To stray from the pack and come out as an LGBTIQ+ person takes courage, yet parents too must learn to live with daily stigma, judgement and challenges, an audience at a EuroPride event heard.
Questions such as “Did you raise them to be gay?” and “Why did you not tell us they had come out?” are all too familiar to such families, who were the focus of an event called Parents Speak from their Heart held in Valletta.
With discussions from multiple panels on education, religion and inclusion, the event on the final day of EuroPride focused on parents’ experiences with their LGBTIQ+ children and the journey of self-discovery that they also had to embark on.
“I have to admit, it was quite a shock,” Maltese mother Anna Marie Mifsud said during one of the discussions.
Recalling when her daughter first spoke about starting the transition to a female life, Mifsud said that the entire experience was not only challenging for their daughter, who was 15 at the time, but for the entire family.
“Was it easy? No. Did we cry? A lot and a lot,” she said.
Although there was never any doubt in Mifsud’s mind when it came to accepting her child for who they are and who they want to be, she looked to groups and therapy for support.
There, she found help on how to tackle public stigma while also finding support from others who are constantly asked questions about the upbringing of their children.

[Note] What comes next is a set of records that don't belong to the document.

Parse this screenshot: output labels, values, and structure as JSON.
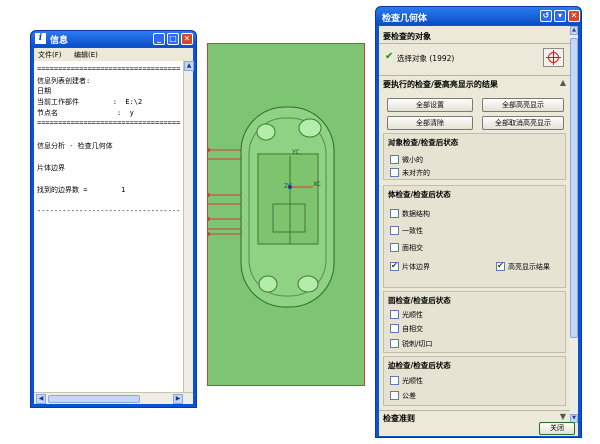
{
  "info_window": {
    "title": "信息",
    "menu": [
      "文件(F)",
      "编辑(E)"
    ],
    "lines": [
      "==================================",
      "信息列表创建者:",
      "日期",
      "当前工作部件        :  E:\\2",
      "节点名              :  y",
      "==================================",
      "",
      "信息分析 - 检查几何体",
      "",
      "片体边界",
      "",
      "找到的边界数 =        1",
      "",
      "----------------------------------"
    ]
  },
  "canvas": {
    "labels": {
      "yc": "YC",
      "xc": "XC",
      "zc": "ZC"
    }
  },
  "dialog": {
    "title": "检查几何体",
    "objects_section": "要检查的对象",
    "select_object": "选择对象 (1992)",
    "checks_section": "要执行的检查/要高亮显示的结果",
    "buttons": {
      "set_all": "全部设置",
      "highlight_all": "全部高亮显示",
      "clear_all": "全部清除",
      "unhighlight_all": "全部取消高亮显示"
    },
    "groups": [
      {
        "title": "对象检查/检查后状态",
        "items": [
          {
            "label": "微小的",
            "checked": false
          },
          {
            "label": "未对齐的",
            "checked": false
          }
        ]
      },
      {
        "title": "体检查/检查后状态",
        "items": [
          {
            "label": "数据结构",
            "checked": false
          },
          {
            "label": "一致性",
            "checked": false
          },
          {
            "label": "面相交",
            "checked": false
          },
          {
            "label": "片体边界",
            "checked": true
          }
        ],
        "extra": {
          "label": "高亮显示结果",
          "checked": true
        }
      },
      {
        "title": "面检查/检查后状态",
        "items": [
          {
            "label": "光顺性",
            "checked": false
          },
          {
            "label": "自相交",
            "checked": false
          },
          {
            "label": "锐刺/切口",
            "checked": false
          }
        ]
      },
      {
        "title": "边检查/检查后状态",
        "items": [
          {
            "label": "光顺性",
            "checked": false
          },
          {
            "label": "公差",
            "checked": false
          }
        ]
      }
    ],
    "check_criteria": "检查准则",
    "close_button": "关闭"
  },
  "colors": {
    "titlebar": "#0a4cc8",
    "canvas_bg": "#7dc473",
    "part": "#8fd283",
    "edge_highlight": "#d43c3c"
  }
}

“My greatest worry is that they will always be judged,” she said.
The thought of her daughter being judged not on their actions but simply on who they are was a tough fear to forget.
Now 17, Mifsud’s daughter has begun to “flourish” with her newfound self-acceptance, after her school life was constantly tormented by bullies who told her she did not fit in.

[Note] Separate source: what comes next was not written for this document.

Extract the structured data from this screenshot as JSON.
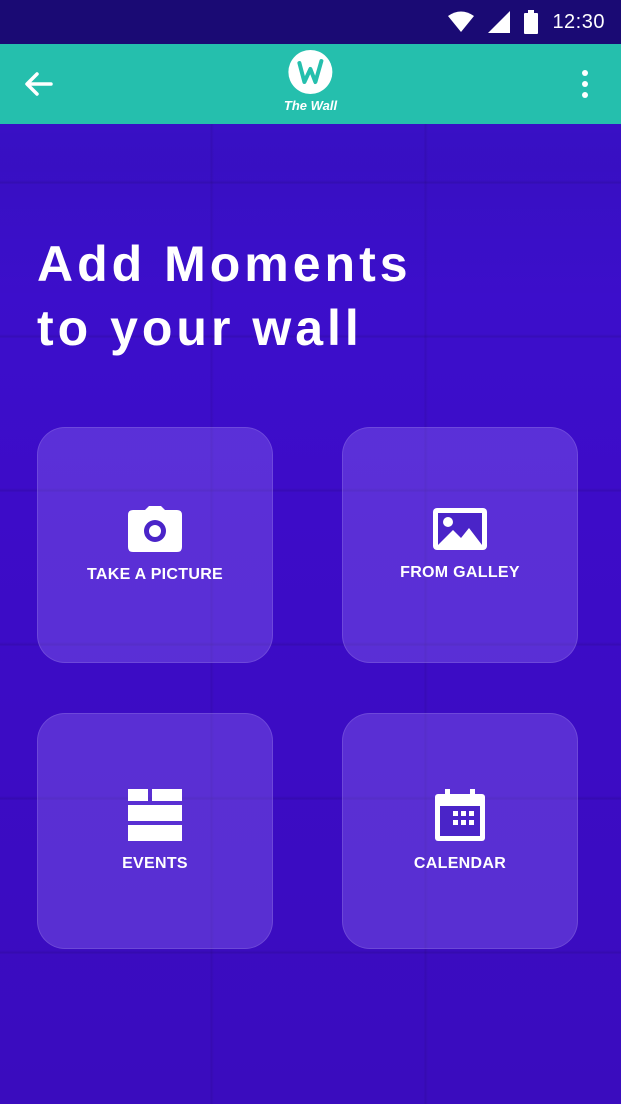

“Growing up, he didn’t fit in this ideal boy image. He didn’t like football but he loved theatre… he didn’t really like the boyish things.”
The issue is one of education, she said, as bigotry spawns from ignorance.

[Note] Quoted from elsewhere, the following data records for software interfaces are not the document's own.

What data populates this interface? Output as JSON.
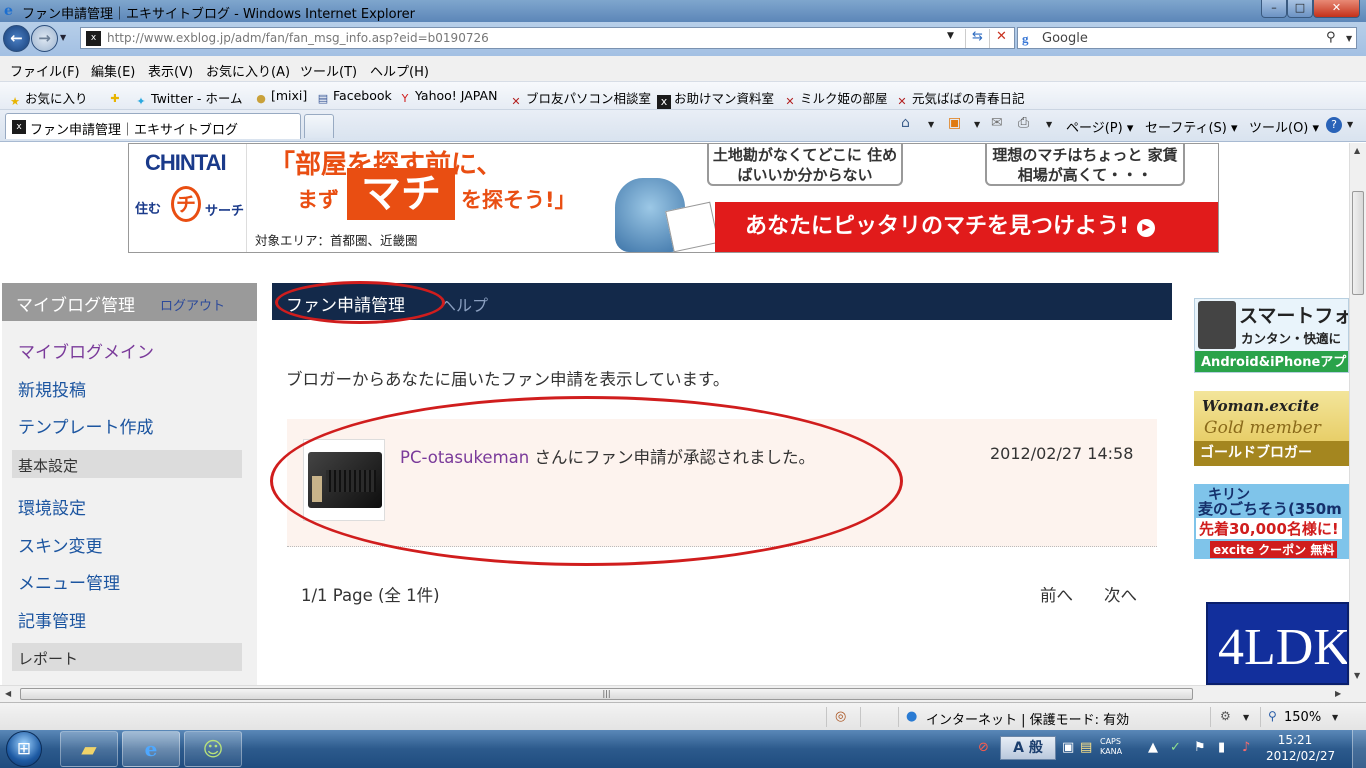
{
  "window": {
    "title": "ファン申請管理｜エキサイトブログ - Windows Internet Explorer",
    "min_glyph": "–",
    "max_glyph": "□",
    "close_glyph": "✕"
  },
  "browser": {
    "url": "http://www.exblog.jp/adm/fan/fan_msg_info.asp?eid=b0190726",
    "search_placeholder": "Google",
    "menu": [
      "ファイル(F)",
      "編集(E)",
      "表示(V)",
      "お気に入り(A)",
      "ツール(T)",
      "ヘルプ(H)"
    ],
    "favorites_label": "お気に入り",
    "favorites": [
      "Twitter - ホーム",
      "[mixi]",
      "Facebook",
      "Yahoo! JAPAN",
      "ブロ友パソコン相談室",
      "お助けマン資料室",
      "ミルク姫の部屋",
      "元気ばばの青春日記"
    ],
    "tab_title": "ファン申請管理｜エキサイトブログ",
    "commands": {
      "page": "ページ(P)",
      "safety": "セーフティ(S)",
      "tools": "ツール(O)"
    }
  },
  "banner": {
    "brand": "CHINTAI",
    "logo_sub_left": "住む",
    "logo_mark": "マチ",
    "logo_sub_right": "サーチ",
    "headline_top": "「部屋を探す前に、",
    "headline_prefix": "まず",
    "headline_emphasis": "マチ",
    "headline_suffix": "を探そう!」",
    "area": "対象エリア：首都圏、近畿圏",
    "bubble_left": "土地勘がなくてどこに 住めばいいか分からない",
    "bubble_right": "理想のマチはちょっと 家賃相場が高くて・・・",
    "cta": "あなたにピッタリのマチを見つけよう!"
  },
  "sidebar": {
    "title": "マイブログ管理",
    "logout": "ログアウト",
    "links_top": [
      "マイブログメイン",
      "新規投稿",
      "テンプレート作成"
    ],
    "section_basic": "基本設定",
    "links_basic": [
      "環境設定",
      "スキン変更",
      "メニュー管理",
      "記事管理"
    ],
    "section_report": "レポート"
  },
  "content": {
    "header_title": "ファン申請管理",
    "header_help": "ヘルプ",
    "intro": "ブロガーからあなたに届いたファン申請を表示しています。",
    "notices": [
      {
        "user": "PC-otasukeman",
        "message": " さんにファン申請が承認されました。",
        "date": "2012/02/27 14:58"
      }
    ],
    "pager": "1/1 Page (全 1件)",
    "prev": "前へ",
    "next": "次へ"
  },
  "side_ads": {
    "smart_title": "スマートフォ",
    "smart_sub": "カンタン・快適に",
    "smart_foot": "Android&iPhoneアプ",
    "woman_brand": "Woman.excite",
    "woman_gold": "Gold member",
    "woman_foot": "ゴールドブロガー",
    "kirin_brand": "キリン",
    "kirin_line": "麦のごちそう(350m",
    "kirin_offer": "先着30,000名様に!",
    "kirin_foot": "excite クーポン 無料",
    "ldk": "4LDK"
  },
  "statusbar": {
    "zone": "インターネット | 保護モード: 有効",
    "zoom": "150%"
  },
  "taskbar": {
    "ime": "A 般",
    "caps": "CAPS KANA",
    "time": "15:21",
    "date": "2012/02/27"
  },
  "icons": {
    "back": "back-arrow-icon",
    "forward": "forward-arrow-icon",
    "refresh": "refresh-icon",
    "stop": "stop-icon",
    "search": "magnifier-icon",
    "home": "home-icon",
    "feeds": "rss-icon",
    "mail": "mail-icon",
    "print": "printer-icon",
    "help": "help-icon"
  },
  "colors": {
    "content_header_bg": "#13294a",
    "annotation_red": "#d01d1d",
    "notice_bg": "#fdf3ee",
    "visited_link": "#7a3a9a",
    "link": "#1c55a0"
  }
}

However, it was not only students that needed to learn more about the community: Mifsud recalled the time when not even school counsellors were able to help her child.
Due to the bullying, Mifsud’s daughter began to fake illnesses to skip school but when she was taken to the school’s counsellor, they did not know how to handle the root of the situation.
“When it comes to education, we still have a lot to work on,” Mifsud said, noting that even small things such as non-binary bathrooms are still an alien concept for most Maltese schools. During the panel, other parents visiting Malta for EuroPride 2023 spoke about their experiences with their LGBTIQ+ children.
“He was the first trans person I had ever met,” Lithuanian Ruta Trumpickiene said about her son.
Shocked and unsure of how to continue the conversation, she remembered that the first two years were extremely challenging for her as a parent.
“I saw how strong my son is but, at the same time, he was very vulnerable,” she said.
“I am so proud of him, and I love him, so I decided that if he is going to be strong, I will be strong with him,” she said as she battled her own stigma from friends, family and colleagues.
When it comes to education, we still have a lot to work on
Dutch couple Theo and Marjo Kuipers shared the experience of their son who came out as gay when he was 18.
“It was the day before Christmas, so it was a holiday gift,” Theo said jokingly, explaining that their son asked to keep the news private.
Yet, as the news slowly spread from one social circle to the next, the Kuipers began receiving calls from friends who questioned their parenting, directly asking them if they had raised their son to be gay and why they had not been the ones to spread the news.
“Why would I?” Theo said as he saw no reason to inform people even if his son had not asked him to keep it quiet.
“It can be painful as a parent. When he told us that he was gay, he thanked us for loving him,” Marjo said, a memory which still pains her as she could not imagine a world where she did not love her child.
The event was organised by Drachma Parents, an NGO who support parents of LGBT people. To contact them, email firstname.lastname@example.org or call 99454581/79442317.